§ Input:
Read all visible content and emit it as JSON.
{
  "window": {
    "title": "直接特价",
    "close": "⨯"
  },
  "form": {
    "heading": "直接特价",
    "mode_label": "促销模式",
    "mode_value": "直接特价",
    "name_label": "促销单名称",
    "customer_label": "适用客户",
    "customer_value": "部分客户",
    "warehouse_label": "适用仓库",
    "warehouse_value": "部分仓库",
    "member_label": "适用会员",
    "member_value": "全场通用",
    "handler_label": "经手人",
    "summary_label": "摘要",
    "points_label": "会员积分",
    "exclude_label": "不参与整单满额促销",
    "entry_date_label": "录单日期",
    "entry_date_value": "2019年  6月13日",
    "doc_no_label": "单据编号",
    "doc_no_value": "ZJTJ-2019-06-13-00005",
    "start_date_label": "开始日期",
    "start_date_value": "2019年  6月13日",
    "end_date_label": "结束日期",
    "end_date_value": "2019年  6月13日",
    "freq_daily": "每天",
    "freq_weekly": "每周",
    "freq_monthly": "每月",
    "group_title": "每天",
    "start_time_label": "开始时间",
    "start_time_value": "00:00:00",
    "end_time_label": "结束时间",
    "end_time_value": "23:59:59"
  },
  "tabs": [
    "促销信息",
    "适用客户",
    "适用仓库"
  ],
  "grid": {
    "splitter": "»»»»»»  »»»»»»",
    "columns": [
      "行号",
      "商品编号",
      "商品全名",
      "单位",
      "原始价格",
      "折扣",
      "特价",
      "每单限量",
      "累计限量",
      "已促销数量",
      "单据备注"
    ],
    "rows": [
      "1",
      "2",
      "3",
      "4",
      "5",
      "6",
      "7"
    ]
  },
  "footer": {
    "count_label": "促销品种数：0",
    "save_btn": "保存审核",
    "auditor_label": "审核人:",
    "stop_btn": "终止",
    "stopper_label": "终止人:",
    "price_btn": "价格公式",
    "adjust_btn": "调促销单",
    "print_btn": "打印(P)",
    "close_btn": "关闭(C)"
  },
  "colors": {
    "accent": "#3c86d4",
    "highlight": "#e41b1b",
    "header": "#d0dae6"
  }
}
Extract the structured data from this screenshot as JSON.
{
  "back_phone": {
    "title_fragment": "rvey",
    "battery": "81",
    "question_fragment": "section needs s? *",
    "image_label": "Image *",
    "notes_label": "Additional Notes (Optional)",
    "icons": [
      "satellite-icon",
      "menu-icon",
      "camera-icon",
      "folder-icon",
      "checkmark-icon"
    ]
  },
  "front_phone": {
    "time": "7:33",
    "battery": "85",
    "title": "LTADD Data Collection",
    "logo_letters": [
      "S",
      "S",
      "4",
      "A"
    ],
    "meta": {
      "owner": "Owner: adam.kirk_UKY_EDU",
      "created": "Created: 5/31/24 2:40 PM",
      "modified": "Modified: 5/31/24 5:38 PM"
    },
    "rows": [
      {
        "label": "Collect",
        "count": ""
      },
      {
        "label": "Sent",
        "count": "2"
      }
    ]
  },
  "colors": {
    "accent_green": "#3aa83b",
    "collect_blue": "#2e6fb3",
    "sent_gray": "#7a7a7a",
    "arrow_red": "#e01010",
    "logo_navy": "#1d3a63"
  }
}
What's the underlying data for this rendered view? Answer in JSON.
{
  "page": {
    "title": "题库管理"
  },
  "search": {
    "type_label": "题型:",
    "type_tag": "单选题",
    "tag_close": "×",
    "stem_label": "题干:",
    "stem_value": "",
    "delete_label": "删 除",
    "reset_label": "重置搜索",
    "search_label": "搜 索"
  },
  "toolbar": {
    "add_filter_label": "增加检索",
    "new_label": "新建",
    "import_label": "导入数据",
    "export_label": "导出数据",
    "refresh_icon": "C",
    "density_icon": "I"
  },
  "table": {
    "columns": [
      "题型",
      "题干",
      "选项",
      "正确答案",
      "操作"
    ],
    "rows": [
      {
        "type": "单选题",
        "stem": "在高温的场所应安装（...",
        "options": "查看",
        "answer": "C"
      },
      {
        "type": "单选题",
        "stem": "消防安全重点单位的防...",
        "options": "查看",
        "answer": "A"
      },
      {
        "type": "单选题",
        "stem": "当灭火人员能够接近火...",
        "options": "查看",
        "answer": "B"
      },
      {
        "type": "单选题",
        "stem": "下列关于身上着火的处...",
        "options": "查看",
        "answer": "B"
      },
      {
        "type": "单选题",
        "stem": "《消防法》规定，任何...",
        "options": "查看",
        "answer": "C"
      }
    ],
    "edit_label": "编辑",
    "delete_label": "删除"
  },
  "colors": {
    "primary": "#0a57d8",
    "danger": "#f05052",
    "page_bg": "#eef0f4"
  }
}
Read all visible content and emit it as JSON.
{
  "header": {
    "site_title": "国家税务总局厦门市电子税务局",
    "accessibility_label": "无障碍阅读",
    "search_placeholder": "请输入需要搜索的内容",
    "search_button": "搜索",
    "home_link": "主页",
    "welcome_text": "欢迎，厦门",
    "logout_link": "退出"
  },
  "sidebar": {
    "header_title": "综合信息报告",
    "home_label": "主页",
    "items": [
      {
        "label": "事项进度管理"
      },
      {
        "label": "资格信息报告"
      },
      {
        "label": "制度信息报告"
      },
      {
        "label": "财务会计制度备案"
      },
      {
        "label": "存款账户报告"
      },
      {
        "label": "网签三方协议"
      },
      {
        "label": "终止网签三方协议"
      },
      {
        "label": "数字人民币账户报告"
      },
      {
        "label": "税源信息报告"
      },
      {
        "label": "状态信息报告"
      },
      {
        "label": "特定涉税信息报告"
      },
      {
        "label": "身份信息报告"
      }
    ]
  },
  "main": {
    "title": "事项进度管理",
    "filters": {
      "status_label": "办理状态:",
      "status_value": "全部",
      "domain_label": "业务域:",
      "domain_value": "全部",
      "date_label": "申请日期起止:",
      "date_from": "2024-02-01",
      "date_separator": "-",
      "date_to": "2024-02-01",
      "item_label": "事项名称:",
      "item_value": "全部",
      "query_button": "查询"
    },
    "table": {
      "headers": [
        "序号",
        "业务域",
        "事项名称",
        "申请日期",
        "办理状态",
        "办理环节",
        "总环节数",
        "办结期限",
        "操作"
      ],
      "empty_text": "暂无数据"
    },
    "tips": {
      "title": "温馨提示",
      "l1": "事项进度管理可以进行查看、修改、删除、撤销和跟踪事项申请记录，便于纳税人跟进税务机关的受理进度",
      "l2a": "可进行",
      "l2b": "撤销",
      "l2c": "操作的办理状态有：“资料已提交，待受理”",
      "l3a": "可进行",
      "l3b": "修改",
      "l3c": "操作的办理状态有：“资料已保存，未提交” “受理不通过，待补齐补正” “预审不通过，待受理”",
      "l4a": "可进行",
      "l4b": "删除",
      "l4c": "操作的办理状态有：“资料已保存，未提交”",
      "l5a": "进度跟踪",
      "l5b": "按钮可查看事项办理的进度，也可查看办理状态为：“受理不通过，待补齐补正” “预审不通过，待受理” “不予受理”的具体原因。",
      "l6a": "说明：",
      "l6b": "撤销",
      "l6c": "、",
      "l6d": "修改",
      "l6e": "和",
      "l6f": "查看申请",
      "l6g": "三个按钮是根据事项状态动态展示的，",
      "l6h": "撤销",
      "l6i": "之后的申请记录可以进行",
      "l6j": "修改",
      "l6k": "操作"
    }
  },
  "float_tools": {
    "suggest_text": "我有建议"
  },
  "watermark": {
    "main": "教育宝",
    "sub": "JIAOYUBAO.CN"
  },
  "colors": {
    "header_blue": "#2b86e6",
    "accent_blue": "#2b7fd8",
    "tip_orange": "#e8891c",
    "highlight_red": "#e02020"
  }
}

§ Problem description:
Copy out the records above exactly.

§ Written solution:
Read all visible content and emit it as JSON.
{
  "window": {
    "title": "直接特价",
    "close": "⨯"
  },
  "form": {
    "heading": "直接特价",
    "mode_label": "促销模式",
    "mode_value": "直接特价",
    "name_label": "促销单名称",
    "customer_label": "适用客户",
    "customer_value": "部分客户",
    "warehouse_label": "适用仓库",
    "warehouse_value": "部分仓库",
    "member_label": "适用会员",
    "member_value": "全场通用",
    "handler_label": "经手人",
    "summary_label": "摘要",
    "points_label": "会员积分",
    "exclude_label": "不参与整单满额促销",
    "entry_date_label": "录单日期",
    "entry_date_value": "2019年  6月13日",
    "doc_no_label": "单据编号",
    "doc_no_value": "ZJTJ-2019-06-13-00005",
    "start_date_label": "开始日期",
    "start_date_value": "2019年  6月13日",
    "end_date_label": "结束日期",
    "end_date_value": "2019年  6月13日",
    "freq_daily": "每天",
    "freq_weekly": "每周",
    "freq_monthly": "每月",
    "group_title": "每天",
    "start_time_label": "开始时间",
    "start_time_value": "00:00:00",
    "end_time_label": "结束时间",
    "end_time_value": "23:59:59"
  },
  "tabs": [
    "促销信息",
    "适用客户",
    "适用仓库"
  ],
  "grid": {
    "splitter": "»»»»»»  »»»»»»",
    "columns": [
      "行号",
      "商品编号",
      "商品全名",
      "单位",
      "原始价格",
      "折扣",
      "特价",
      "每单限量",
      "累计限量",
      "已促销数量",
      "单据备注"
    ],
    "rows": [
      "1",
      "2",
      "3",
      "4",
      "5",
      "6",
      "7"
    ]
  },
  "footer": {
    "count_label": "促销品种数：0",
    "save_btn": "保存审核",
    "auditor_label": "审核人:",
    "stop_btn": "终止",
    "stopper_label": "终止人:",
    "price_btn": "价格公式",
    "adjust_btn": "调促销单",
    "print_btn": "打印(P)",
    "close_btn": "关闭(C)"
  },
  "colors": {
    "accent": "#3c86d4",
    "highlight": "#e41b1b",
    "header": "#d0dae6"
  }
}
Extract the structured data from this screenshot as JSON.
{
  "back_phone": {
    "title_fragment": "rvey",
    "battery": "81",
    "question_fragment": "section needs s? *",
    "image_label": "Image *",
    "notes_label": "Additional Notes (Optional)",
    "icons": [
      "satellite-icon",
      "menu-icon",
      "camera-icon",
      "folder-icon",
      "checkmark-icon"
    ]
  },
  "front_phone": {
    "time": "7:33",
    "battery": "85",
    "title": "LTADD Data Collection",
    "logo_letters": [
      "S",
      "S",
      "4",
      "A"
    ],
    "meta": {
      "owner": "Owner: adam.kirk_UKY_EDU",
      "created": "Created: 5/31/24 2:40 PM",
      "modified": "Modified: 5/31/24 5:38 PM"
    },
    "rows": [
      {
        "label": "Collect",
        "count": ""
      },
      {
        "label": "Sent",
        "count": "2"
      }
    ]
  },
  "colors": {
    "accent_green": "#3aa83b",
    "collect_blue": "#2e6fb3",
    "sent_gray": "#7a7a7a",
    "arrow_red": "#e01010",
    "logo_navy": "#1d3a63"
  }
}
What's the underlying data for this rendered view? Answer in JSON.
{
  "page": {
    "title": "题库管理"
  },
  "search": {
    "type_label": "题型:",
    "type_tag": "单选题",
    "tag_close": "×",
    "stem_label": "题干:",
    "stem_value": "",
    "delete_label": "删 除",
    "reset_label": "重置搜索",
    "search_label": "搜 索"
  },
  "toolbar": {
    "add_filter_label": "增加检索",
    "new_label": "新建",
    "import_label": "导入数据",
    "export_label": "导出数据",
    "refresh_icon": "C",
    "density_icon": "I"
  },
  "table": {
    "columns": [
      "题型",
      "题干",
      "选项",
      "正确答案",
      "操作"
    ],
    "rows": [
      {
        "type": "单选题",
        "stem": "在高温的场所应安装（...",
        "options": "查看",
        "answer": "C"
      },
      {
        "type": "单选题",
        "stem": "消防安全重点单位的防...",
        "options": "查看",
        "answer": "A"
      },
      {
        "type": "单选题",
        "stem": "当灭火人员能够接近火...",
        "options": "查看",
        "answer": "B"
      },
      {
        "type": "单选题",
        "stem": "下列关于身上着火的处...",
        "options": "查看",
        "answer": "B"
      },
      {
        "type": "单选题",
        "stem": "《消防法》规定，任何...",
        "options": "查看",
        "answer": "C"
      }
    ],
    "edit_label": "编辑",
    "delete_label": "删除"
  },
  "colors": {
    "primary": "#0a57d8",
    "danger": "#f05052",
    "page_bg": "#eef0f4"
  }
}
Read all visible content and emit it as JSON.
{
  "header": {
    "site_title": "国家税务总局厦门市电子税务局",
    "accessibility_label": "无障碍阅读",
    "search_placeholder": "请输入需要搜索的内容",
    "search_button": "搜索",
    "home_link": "主页",
    "welcome_text": "欢迎，厦门",
    "logout_link": "退出"
  },
  "sidebar": {
    "header_title": "综合信息报告",
    "home_label": "主页",
    "items": [
      {
        "label": "事项进度管理"
      },
      {
        "label": "资格信息报告"
      },
      {
        "label": "制度信息报告"
      },
      {
        "label": "财务会计制度备案"
      },
      {
        "label": "存款账户报告"
      },
      {
        "label": "网签三方协议"
      },
      {
        "label": "终止网签三方协议"
      },
      {
        "label": "数字人民币账户报告"
      },
      {
        "label": "税源信息报告"
      },
      {
        "label": "状态信息报告"
      },
      {
        "label": "特定涉税信息报告"
      },
      {
        "label": "身份信息报告"
      }
    ]
  },
  "main": {
    "title": "事项进度管理",
    "filters": {
      "status_label": "办理状态:",
      "status_value": "全部",
      "domain_label": "业务域:",
      "domain_value": "全部",
      "date_label": "申请日期起止:",
      "date_from": "2024-02-01",
      "date_separator": "-",
      "date_to": "2024-02-01",
      "item_label": "事项名称:",
      "item_value": "全部",
      "query_button": "查询"
    },
    "table": {
      "headers": [
        "序号",
        "业务域",
        "事项名称",
        "申请日期",
        "办理状态",
        "办理环节",
        "总环节数",
        "办结期限",
        "操作"
      ],
      "empty_text": "暂无数据"
    },
    "tips": {
      "title": "温馨提示",
      "l1": "事项进度管理可以进行查看、修改、删除、撤销和跟踪事项申请记录，便于纳税人跟进税务机关的受理进度",
      "l2a": "可进行",
      "l2b": "撤销",
      "l2c": "操作的办理状态有：“资料已提交，待受理”",
      "l3a": "可进行",
      "l3b": "修改",
      "l3c": "操作的办理状态有：“资料已保存，未提交” “受理不通过，待补齐补正” “预审不通过，待受理”",
      "l4a": "可进行",
      "l4b": "删除",
      "l4c": "操作的办理状态有：“资料已保存，未提交”",
      "l5a": "进度跟踪",
      "l5b": "按钮可查看事项办理的进度，也可查看办理状态为：“受理不通过，待补齐补正” “预审不通过，待受理” “不予受理”的具体原因。",
      "l6a": "说明：",
      "l6b": "撤销",
      "l6c": "、",
      "l6d": "修改",
      "l6e": "和",
      "l6f": "查看申请",
      "l6g": "三个按钮是根据事项状态动态展示的，",
      "l6h": "撤销",
      "l6i": "之后的申请记录可以进行",
      "l6j": "修改",
      "l6k": "操作"
    }
  },
  "float_tools": {
    "suggest_text": "我有建议"
  },
  "watermark": {
    "main": "教育宝",
    "sub": "JIAOYUBAO.CN"
  },
  "colors": {
    "header_blue": "#2b86e6",
    "accent_blue": "#2b7fd8",
    "tip_orange": "#e8891c",
    "highlight_red": "#e02020"
  }
}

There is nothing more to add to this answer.